The trail takes you across the Pers Glacier, on to the Isla Persa (Lost Isle), sitting in the middle of two glaciers, and then all the way down along the Morteratsch Glacier to the Morteratsch railway station (at 1.896 m / 6,220 ft).
Although the trail is rated with the highest ‘T6’ rating (Difficult Hike), the guided tour is a moderate hike. Children of 8 years and older are allowed on the guided tour. I did this trail with my then 9 year old son Melle without any problem. But definitely bring a hat, sunscreen and sunglasses.
.Although we left as early as we could, our train from Pontresina was already fully packed with mountain enthusiasts. Still we hardly had to wait at Bernina-Diavolezza for the aerial cableway all the way up.
High on the mountain, just in front of the big Diavolezza Berghaus, we found the little kiosk where we got our tickets for the guided tour (bring cash!). Every day at 10 a.m. the guide from the Bergsteigerschule Pontresina will go down the glacier with any hiker that shows up. We did not need to make any reservations, but things might have changed since 2009.
View of the Mountain Tops
The glaciers are surrounded by many high mountain tops, with Piz Bernina being the highest at 4.092 m / 13,425 ft.

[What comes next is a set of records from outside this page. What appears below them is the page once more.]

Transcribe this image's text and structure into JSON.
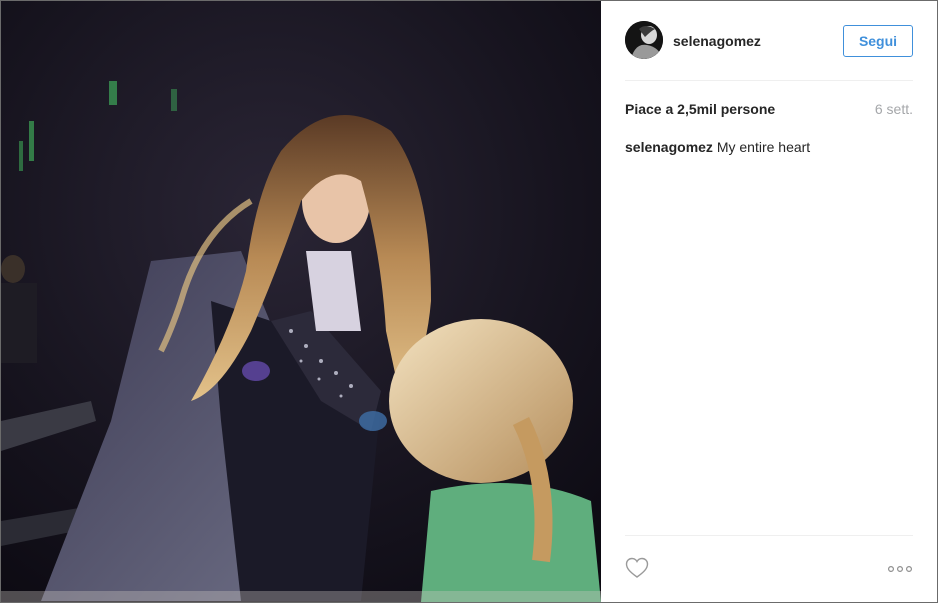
{
  "post": {
    "author": {
      "username": "selenagomez",
      "avatar_icon": "profile-photo"
    },
    "follow_label": "Segui",
    "likes_text": "Piace a 2,5mil persone",
    "timestamp": "6 sett.",
    "caption": {
      "username": "selenagomez",
      "text": "My entire heart"
    },
    "actions": {
      "like_icon": "heart-outline-icon",
      "more_icon": "ellipsis-icon"
    }
  },
  "colors": {
    "accent": "#4090db",
    "text": "#262626",
    "muted": "#a5a7aa",
    "divider": "#efefef"
  }
}
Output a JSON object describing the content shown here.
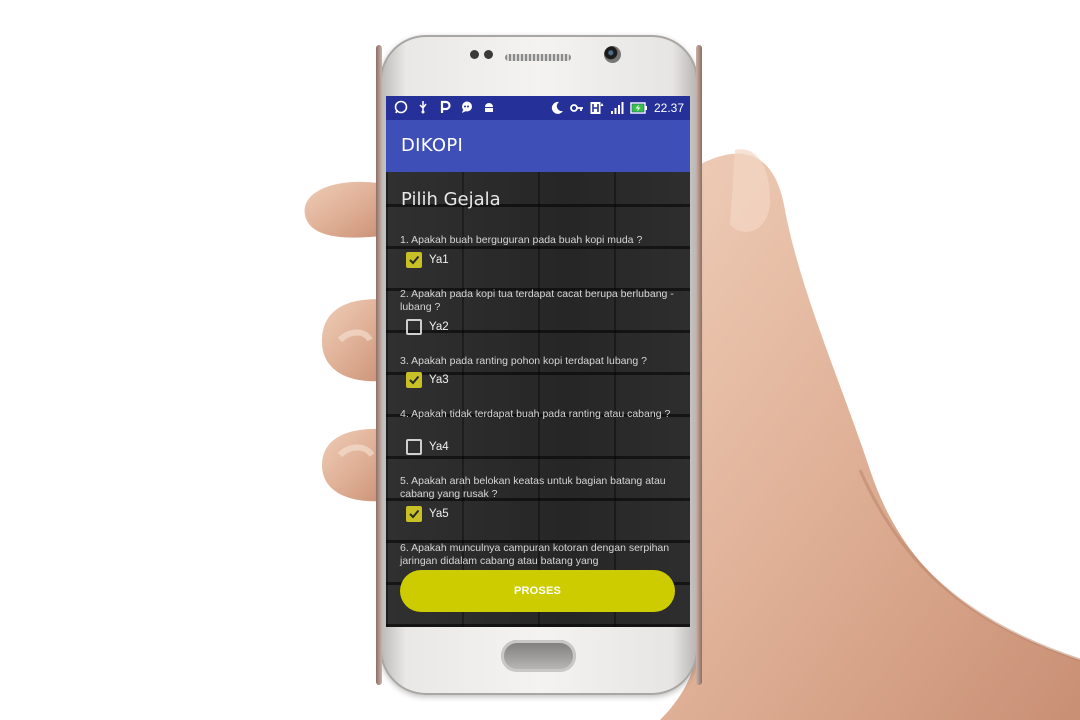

From above we could already see another group of hikers down on the glacier. We couldn’t wait to get going! As you can see, some people brought trekking poles, which is a good idea. We actually took just one with us; we could have used two each, especially going down the steep moraines the first part of the trail.
We had taken some extra clothing with us, just in case. But we didn’t need any of it – it was quite hot as soon as we hit the glacier. We took off our jackets and extra shirts quickly.
Traversing the Pers Glacier with Piz Bernina on the right.
We traversed the Pers Glacier in a long line of people, following the guides footsteps. Although we were walking with a group of about 30 people, it did not feel crowded at all. The landscape was so enormous, I hardly noticed the other people around me.
Many crevasses were visible along the trail, but no dangerous crossings. The sun had made the snow on the glacier a bit slushy. Waterproof hiking boots are recommended here.
Isla Persa, the Lost Isle
About halfway, wedged between the two glaciers, lies the Isla Persa, a small island in a sea of ice. Hiking up the island across an easy path of stone slabs, we saw the glaciers as what they really are: giant frozen rivers.
Looking down from Isla Pers to a small green blue lake above the Morteratsch Glacier.
The Pers-Morteratsch Junction
After about 3 and a half hour we came to the end of the glacier – but not the end of the trail yet. There was still 2,4 km / 1.5 mile of trail beyond the glaciers end. The color of the ice was more gray than white here, because of all the little stones and gravel that are appearing on the surface.
A Melting Glacier
The Morteratsch Glacier is, unfortunately, well know for its retreat. Ever since measurements of the glacier began in 1878, it melted away for about 2,5 km (1.5 mi).
The retreat of the glacier increased in more recent years. At the end of the glacier numerous signs were put up to mark the glaciers end in earlier years. At the photo above I’m standing at the sign that marks the point where I descended the glacier as a twelve year old with my father in 1980. In the background the end of the glacier (in 2009) reveals how much ice has melted away since then.
The Morteratsch Glacier Trail is an impressive hike. Crossing two glaciers is very special and not something you will experience many times in your life. I did it twice. Once as a son, then 29 years later I went back as a father. Both hikes are unforgettable.